Laura Sandys with me

In her talk, the MP argued that there is not enough innovation in the UK energy sector. The sector is privatized but behaves like a 1970s public enterprise, she said. There are three main problems with the sector according to her: the system design may not be appropriate for the circumstances, there is lots of systemic waste (with 25-35% average heat loss in UK electricity production), and people do not understand their energy bills, making it difficult for them to make smart decisions.

She then focused on the third point for the majority of her talk. Many consumers in the UK, she said, do not understand the basic units of energy measurement. Their bills come to them with kilowatts and they do not know what that means in terms of their consumption. How many dishwasher cycles does this represent? How many pizzas? How many hours on TV? In addition, she said, consumers often do not know that turning on their heating during January / February peak hours can cost them six times more per kilowatt than outside of the peak. This lack of information, she said, makes it difficult for consumers to make smart energy-saving decisions.

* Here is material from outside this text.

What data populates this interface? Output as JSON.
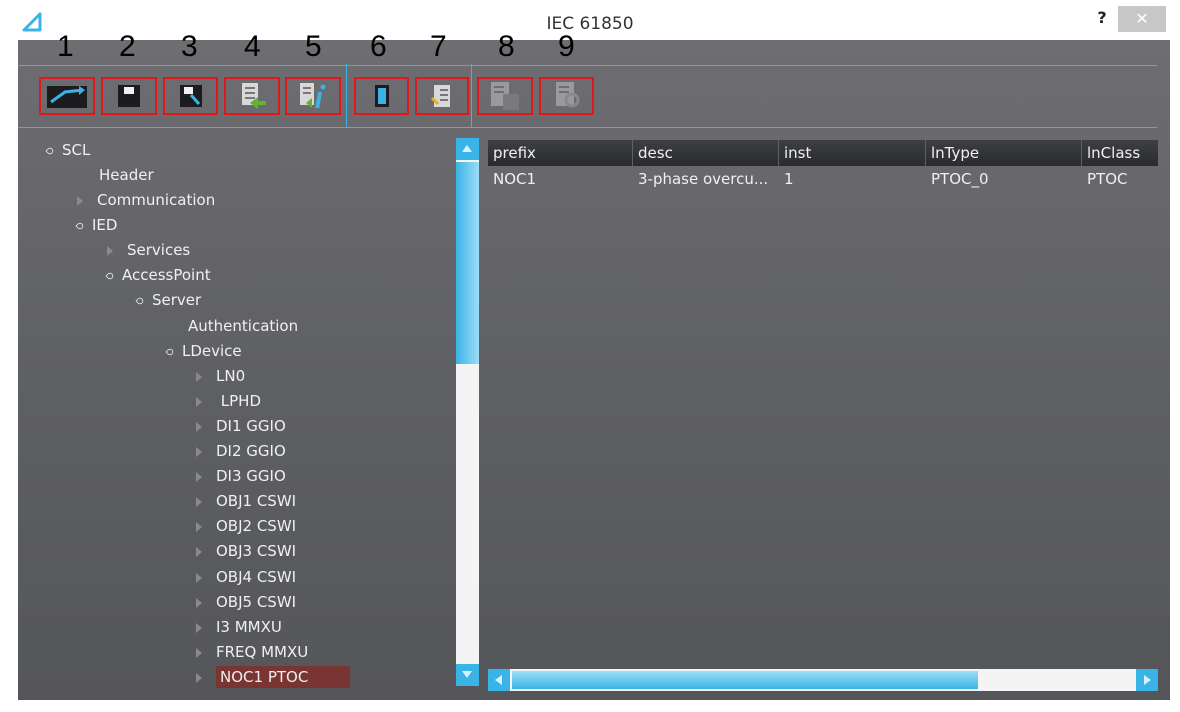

In turn, energy companies have a problem ensuring that lights do not go off during peak hours. To do so, they keep large amounts of expensive excess capacity that they only use during the peak. This is in part why peak electricity prices are so so much higher than off-peak prices. At the same time, low-income consumers who spend too much on their electricity bill cannot afford to go out and spend their money in the local economy.

Sandys offered a solution to this problem: add more marketing experts to energy companies who understand consumers and can communicate with them effectively. They could create solutions such as vouchers that allow them to take 50 pounds off of their energy bill if they go to Pizza Hut during peak hours. This would save money to energy companies money who would not need to run excess capacity and to consumers who would not pay for heating during peak hours. It would also boost the local economy. What is there not to like?

The reactions from the audience were mixed. Some asked why this has not yet happened it if is such a great idea? Others noted that similar strategies have unsuccessfully been tried in the past. Sandys replied saying that the problem is in the people who are in charge of marketing at big energy companies. New marketing experts should be hired, she said.

Perhaps Sandys is right and her idea should be tried. But, instead of attempting to change the practices of large energy behemoths, approaching some of the myriad of smaller energy companies, such as LoCO2 Energy, might be a better strategy. If these companies find it profitable to engage in such activities, the large ones will no doubt follow suit.

However, the issue of unschooled consumers that Sandys described seems to have deeper roots. That is, does the UK have an education problem if people do not understand kilowatts? I leave that up for discussion.